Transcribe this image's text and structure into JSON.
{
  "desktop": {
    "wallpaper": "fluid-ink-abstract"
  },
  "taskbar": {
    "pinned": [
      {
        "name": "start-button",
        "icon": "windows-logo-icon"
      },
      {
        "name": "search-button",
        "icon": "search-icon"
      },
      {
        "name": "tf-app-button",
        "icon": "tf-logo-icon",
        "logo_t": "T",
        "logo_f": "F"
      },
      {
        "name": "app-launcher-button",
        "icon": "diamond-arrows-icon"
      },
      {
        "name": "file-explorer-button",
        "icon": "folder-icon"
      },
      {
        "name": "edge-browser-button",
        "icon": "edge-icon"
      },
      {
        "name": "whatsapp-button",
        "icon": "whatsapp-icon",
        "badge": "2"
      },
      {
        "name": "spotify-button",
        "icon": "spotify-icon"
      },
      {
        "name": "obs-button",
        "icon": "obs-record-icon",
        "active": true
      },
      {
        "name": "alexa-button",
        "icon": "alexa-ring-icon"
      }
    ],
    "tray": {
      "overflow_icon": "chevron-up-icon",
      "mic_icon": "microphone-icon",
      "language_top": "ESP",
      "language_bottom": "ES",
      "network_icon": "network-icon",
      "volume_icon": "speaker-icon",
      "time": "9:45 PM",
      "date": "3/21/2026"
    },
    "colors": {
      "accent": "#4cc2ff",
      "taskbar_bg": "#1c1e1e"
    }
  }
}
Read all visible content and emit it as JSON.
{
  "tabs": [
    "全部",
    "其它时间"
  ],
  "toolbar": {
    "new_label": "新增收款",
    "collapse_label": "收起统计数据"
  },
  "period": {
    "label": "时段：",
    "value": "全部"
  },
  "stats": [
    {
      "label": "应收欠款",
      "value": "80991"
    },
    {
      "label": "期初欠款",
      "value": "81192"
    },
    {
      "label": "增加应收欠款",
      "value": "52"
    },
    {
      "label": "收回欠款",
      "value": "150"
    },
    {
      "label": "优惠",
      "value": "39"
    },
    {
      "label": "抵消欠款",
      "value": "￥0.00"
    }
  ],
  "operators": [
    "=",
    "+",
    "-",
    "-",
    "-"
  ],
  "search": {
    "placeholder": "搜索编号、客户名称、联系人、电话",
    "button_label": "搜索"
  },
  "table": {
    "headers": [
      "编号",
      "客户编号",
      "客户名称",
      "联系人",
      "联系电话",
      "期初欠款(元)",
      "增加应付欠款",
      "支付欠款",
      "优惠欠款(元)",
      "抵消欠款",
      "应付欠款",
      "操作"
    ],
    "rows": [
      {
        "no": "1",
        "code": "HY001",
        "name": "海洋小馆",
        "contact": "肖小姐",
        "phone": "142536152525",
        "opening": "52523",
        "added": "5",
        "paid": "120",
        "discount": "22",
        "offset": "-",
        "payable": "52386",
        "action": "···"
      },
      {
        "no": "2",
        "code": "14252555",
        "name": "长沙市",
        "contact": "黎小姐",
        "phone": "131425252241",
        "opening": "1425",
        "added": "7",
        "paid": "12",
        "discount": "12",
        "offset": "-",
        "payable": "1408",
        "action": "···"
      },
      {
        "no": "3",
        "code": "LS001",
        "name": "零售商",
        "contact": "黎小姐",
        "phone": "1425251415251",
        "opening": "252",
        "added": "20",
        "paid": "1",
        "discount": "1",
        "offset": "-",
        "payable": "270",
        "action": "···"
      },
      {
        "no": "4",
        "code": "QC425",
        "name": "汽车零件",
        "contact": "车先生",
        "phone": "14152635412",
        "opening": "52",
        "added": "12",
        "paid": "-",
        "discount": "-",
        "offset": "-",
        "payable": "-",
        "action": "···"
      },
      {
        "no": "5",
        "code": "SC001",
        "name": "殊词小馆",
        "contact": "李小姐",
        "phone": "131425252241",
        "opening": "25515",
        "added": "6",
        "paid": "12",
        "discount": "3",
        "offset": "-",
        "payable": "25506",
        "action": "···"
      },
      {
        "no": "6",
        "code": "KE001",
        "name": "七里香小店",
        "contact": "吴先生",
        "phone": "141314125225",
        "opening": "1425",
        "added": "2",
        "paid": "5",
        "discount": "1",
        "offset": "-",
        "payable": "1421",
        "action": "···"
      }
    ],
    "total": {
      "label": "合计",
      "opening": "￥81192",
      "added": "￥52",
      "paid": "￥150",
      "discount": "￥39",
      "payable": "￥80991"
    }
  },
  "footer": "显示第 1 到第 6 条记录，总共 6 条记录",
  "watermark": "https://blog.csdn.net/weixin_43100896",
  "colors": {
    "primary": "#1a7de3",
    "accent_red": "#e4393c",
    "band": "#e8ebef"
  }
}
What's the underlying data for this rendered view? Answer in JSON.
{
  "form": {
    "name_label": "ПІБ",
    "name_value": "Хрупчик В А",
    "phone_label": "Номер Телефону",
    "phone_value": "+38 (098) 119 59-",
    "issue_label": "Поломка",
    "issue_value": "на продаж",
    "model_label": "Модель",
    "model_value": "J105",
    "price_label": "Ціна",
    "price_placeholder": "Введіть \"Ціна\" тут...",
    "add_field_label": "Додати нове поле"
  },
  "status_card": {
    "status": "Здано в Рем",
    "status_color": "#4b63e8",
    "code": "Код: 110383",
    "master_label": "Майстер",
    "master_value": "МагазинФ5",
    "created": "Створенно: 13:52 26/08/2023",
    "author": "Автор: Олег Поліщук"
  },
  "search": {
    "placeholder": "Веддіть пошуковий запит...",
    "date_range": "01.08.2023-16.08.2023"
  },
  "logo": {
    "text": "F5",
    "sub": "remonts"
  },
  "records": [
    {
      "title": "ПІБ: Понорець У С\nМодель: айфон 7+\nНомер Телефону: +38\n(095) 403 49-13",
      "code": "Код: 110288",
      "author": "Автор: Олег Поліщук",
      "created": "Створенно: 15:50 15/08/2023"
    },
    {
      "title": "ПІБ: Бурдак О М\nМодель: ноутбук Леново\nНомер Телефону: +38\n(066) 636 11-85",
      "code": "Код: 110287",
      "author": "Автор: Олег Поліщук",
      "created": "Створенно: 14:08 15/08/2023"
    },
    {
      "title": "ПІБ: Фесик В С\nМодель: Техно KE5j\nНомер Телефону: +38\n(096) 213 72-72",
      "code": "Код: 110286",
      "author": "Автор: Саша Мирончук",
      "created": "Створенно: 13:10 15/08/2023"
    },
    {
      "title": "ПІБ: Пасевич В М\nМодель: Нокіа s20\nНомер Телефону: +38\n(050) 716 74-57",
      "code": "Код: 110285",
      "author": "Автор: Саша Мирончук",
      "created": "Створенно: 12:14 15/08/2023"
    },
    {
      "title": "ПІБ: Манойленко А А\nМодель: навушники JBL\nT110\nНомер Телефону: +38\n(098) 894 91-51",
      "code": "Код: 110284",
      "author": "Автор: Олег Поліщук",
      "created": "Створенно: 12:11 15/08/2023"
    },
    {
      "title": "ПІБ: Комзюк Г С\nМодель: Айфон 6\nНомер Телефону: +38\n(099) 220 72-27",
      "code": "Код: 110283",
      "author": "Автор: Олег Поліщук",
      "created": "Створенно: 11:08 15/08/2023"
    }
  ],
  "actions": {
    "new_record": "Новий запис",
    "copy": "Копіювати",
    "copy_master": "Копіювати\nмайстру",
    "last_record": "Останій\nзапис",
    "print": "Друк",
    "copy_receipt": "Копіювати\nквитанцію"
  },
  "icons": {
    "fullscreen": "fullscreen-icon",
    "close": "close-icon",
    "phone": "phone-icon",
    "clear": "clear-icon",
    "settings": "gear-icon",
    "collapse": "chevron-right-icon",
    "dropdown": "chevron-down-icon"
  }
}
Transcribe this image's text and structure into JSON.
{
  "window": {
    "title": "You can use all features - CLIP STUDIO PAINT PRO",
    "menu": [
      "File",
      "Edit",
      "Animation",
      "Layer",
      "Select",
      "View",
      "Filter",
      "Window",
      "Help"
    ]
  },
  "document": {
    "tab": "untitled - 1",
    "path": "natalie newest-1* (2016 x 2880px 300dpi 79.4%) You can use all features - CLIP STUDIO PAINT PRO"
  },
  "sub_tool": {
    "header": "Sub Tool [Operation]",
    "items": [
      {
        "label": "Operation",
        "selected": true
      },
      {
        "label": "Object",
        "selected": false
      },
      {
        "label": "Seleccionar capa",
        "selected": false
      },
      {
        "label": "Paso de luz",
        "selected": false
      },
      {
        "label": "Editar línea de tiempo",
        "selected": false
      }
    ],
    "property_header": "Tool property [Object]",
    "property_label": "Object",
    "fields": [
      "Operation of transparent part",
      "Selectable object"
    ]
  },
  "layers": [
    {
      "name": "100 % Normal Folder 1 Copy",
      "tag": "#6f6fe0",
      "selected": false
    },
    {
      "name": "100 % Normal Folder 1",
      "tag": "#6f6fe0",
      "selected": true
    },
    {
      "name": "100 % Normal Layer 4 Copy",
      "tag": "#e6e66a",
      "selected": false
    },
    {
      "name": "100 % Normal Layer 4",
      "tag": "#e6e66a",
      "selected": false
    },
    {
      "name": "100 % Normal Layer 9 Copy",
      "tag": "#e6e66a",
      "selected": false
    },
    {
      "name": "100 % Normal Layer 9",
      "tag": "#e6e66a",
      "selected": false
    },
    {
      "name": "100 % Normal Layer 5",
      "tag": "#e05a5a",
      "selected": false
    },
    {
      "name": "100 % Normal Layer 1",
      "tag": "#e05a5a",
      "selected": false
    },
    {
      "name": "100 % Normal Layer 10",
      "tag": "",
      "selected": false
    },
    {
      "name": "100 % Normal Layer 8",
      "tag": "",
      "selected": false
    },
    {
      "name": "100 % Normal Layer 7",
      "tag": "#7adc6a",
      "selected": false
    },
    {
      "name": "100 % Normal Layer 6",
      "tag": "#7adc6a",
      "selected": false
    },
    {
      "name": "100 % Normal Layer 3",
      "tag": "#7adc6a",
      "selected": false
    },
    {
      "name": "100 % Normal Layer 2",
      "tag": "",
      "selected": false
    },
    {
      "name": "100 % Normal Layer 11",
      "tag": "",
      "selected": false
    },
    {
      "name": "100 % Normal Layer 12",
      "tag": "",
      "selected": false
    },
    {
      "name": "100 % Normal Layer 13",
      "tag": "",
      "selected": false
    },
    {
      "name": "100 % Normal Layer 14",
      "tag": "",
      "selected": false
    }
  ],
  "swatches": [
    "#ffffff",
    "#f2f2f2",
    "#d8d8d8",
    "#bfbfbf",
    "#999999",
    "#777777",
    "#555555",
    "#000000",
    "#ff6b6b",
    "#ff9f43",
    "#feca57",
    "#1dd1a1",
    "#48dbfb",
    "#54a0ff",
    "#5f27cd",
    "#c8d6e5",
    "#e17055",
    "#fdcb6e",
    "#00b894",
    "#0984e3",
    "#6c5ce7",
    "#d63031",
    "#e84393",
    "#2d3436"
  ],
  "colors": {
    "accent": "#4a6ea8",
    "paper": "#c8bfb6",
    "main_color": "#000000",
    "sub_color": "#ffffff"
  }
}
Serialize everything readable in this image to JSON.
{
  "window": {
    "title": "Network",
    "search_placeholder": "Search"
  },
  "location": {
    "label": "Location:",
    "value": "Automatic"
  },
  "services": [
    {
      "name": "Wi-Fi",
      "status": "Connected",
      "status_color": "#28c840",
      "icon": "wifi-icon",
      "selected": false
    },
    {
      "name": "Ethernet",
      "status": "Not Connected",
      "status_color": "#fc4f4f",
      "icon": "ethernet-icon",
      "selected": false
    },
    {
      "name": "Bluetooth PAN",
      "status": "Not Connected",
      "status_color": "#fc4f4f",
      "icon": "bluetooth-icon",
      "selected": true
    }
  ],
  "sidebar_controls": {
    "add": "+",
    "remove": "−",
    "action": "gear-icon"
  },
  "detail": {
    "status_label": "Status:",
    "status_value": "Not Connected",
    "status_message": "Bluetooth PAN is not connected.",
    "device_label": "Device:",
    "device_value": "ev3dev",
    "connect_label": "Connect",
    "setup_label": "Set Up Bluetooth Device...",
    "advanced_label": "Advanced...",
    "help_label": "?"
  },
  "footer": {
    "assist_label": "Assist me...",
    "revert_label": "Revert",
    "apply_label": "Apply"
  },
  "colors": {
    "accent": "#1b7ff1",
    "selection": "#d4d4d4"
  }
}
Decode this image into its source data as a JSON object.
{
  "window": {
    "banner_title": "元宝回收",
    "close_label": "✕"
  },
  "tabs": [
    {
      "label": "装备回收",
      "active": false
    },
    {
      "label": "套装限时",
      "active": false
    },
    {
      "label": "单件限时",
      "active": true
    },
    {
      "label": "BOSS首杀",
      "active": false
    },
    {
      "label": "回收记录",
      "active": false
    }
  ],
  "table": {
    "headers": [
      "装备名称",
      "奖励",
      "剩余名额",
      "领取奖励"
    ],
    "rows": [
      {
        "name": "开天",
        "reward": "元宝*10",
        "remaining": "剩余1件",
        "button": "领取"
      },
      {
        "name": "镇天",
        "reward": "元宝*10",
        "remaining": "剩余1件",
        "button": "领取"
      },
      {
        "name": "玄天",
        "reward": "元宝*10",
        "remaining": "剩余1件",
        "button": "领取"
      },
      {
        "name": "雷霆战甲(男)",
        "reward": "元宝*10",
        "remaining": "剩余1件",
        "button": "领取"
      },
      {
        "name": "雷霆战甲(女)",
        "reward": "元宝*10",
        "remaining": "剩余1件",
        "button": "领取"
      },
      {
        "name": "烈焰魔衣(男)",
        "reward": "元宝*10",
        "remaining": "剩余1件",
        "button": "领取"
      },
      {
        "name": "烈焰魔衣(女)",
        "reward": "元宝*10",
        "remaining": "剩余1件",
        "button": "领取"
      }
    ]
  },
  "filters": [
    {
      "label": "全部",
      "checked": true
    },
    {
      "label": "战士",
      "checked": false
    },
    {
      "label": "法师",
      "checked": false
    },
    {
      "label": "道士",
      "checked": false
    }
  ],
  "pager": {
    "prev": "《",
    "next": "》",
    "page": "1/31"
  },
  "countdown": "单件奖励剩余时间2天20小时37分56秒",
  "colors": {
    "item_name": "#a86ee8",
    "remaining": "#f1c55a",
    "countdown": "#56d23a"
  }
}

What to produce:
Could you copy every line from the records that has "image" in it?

Response below:
Transcribe this image's text and structure into JSON.
Transcribe this image's text and structure into JSON.
Serialize everything readable in this image to JSON.
Decode this image into its source data as a JSON object.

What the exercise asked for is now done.